__What this task involves__
Work out the number of lines in the listing below that include "Google", and answer with it alone.

__Records for the exercise__
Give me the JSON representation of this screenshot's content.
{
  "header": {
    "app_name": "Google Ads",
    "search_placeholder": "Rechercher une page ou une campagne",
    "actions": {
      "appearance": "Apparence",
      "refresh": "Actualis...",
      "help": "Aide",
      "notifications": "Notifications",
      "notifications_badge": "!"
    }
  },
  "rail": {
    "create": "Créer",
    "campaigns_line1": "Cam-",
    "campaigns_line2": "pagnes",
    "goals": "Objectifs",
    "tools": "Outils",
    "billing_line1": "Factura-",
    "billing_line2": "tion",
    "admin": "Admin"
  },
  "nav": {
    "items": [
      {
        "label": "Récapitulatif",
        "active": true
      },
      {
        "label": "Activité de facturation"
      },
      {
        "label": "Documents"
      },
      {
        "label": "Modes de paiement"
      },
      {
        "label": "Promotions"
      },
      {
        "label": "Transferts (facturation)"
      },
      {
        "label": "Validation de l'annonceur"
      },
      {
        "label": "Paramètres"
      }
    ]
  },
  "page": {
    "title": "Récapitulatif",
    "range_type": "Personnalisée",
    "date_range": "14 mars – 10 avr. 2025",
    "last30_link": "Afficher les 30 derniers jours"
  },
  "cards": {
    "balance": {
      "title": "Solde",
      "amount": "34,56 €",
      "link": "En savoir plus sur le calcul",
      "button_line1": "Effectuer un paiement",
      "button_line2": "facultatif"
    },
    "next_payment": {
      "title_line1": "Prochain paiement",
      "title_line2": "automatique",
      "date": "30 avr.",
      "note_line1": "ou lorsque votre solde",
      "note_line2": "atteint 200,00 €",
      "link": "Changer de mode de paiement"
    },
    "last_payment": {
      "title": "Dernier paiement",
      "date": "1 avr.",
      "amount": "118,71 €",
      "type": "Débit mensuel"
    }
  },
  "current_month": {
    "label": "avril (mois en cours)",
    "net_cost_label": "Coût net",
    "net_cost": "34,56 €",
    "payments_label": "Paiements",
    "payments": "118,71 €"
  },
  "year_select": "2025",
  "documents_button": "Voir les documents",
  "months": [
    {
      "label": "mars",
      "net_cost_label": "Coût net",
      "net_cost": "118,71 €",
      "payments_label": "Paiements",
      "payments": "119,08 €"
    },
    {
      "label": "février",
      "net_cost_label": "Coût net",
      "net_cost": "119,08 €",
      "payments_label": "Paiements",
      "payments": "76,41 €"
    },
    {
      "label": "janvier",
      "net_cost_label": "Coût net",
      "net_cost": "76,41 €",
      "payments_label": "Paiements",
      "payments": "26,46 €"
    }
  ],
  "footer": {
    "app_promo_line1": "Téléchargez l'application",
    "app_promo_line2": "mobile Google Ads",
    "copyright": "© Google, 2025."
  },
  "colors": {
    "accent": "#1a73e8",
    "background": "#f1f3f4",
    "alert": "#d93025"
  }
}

__Result__
3